Frank Russell wrote that, in regards to the Saar plebiscite, the inhabitants "were not terrorized at the polls" and the "totalitarian [Nazi] German regime was not distasteful to most of the Saar inhabitants and that they preferred it even to an efficient, economical, and benevolent international rule." When the outcome of the vote became known, 4,100 (including 800 refugees who had previously fled Germany) residents fled over the border into France.[109]

During the formulation of the treaty, the British wanted Germany to abolish conscription but be allowed to maintain a volunteer Army. The French wanted Germany to maintain a conscript army of up to 200,000 men in order to justify their own maintenance of a similar force. Thus the treaty's allowance of 100,000 volunteers was a compromise between the British and French positions.

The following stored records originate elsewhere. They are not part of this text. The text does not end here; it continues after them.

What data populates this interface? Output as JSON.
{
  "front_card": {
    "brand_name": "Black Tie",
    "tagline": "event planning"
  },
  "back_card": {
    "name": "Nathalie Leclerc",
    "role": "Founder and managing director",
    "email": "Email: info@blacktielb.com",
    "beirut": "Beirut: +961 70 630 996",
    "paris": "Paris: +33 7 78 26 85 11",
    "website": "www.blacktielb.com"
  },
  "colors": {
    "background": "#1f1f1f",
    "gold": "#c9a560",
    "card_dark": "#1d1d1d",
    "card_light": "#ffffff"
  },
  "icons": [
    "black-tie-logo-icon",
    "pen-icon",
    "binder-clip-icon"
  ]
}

Germany, on the other hand, saw the terms as leaving them defenseless against any potential enemy.[172] Bernadotte Everly Schmitt wrote that "there is no reason to believe that the Allied governments were insincere when they stated at the beginning of Part V of the Treaty ... that in order to facilitate a general reduction of the armament of all nations, Germany was to be required to disarm first." A lack of American ratification of the treaty or joining the League of Nations left France unwilling to disarm, which resulted in a German desire to rearm.[72] Schmitt argued "had the four Allies remained united, they could have forced Germany really to disarm, and the German will and capacity to resist other provisions of the treaty would have correspondingly diminished."[173]

Max Hantke and Mark Spoerer wrote "military and economic historians [have] found that the German military

Max Hantke and Mark Spoerer wrote "military and economic historians [have] found that the German military only insignificantly exceeded the limits" of the treaty prior to 1933.[139] Adam Tooze concurred, and wrote "To put this in perspective, annual military spending by the Weimar Republic was counted not in the billions but in the hundreds of millions of Reichsmarks"; for example, the Weimar Republic's 1931 program of 480 million Reichsmarks over five years compared to the Nazi Government's 1933 plan to spend 4.4 billion Reichsmarks per year.[174] P. M. H. Bell argued that the British Government was aware of later Weimar rearming, and lent public respectability to the German efforts by not opposing them,[144] an opinion shared by Churchill.[175][incomplete short citation] Norman Davies wrote that "a curious oversight" of the military restrictions were that they "did not include rockets in its list of prohibited weapons", which provided Wernher von Braun an area to research within eventually resulting in "his break [that] came in 1943" leading to the development of the V-2 rocket.[176]

The Treaty created much resentment in Germany, which was exploited by Adolf Hitler in his rise to power at the helm of Nazi Germany. Central to this was belief in the stab-in-the-back myth, which held that the German army had not lost the war and had been betrayed by the Weimar Republic, who negotiated an unnecessary surrender. The Great Depression exacerbated the issue and led to a collapse of the German economy. Though the treaty may not have caused the crash, it was a convenient scapegoat. Germans viewed the treaty as a humiliation and eagerly listened to Hitler's oratory which blamed the treaty for Germany's ills. Hitler promised to reverse the depredations of the Allied powers and recover Germany's lost territory and pride, which has led to the treaty being cited as a cause of World War II.[177][168]

See also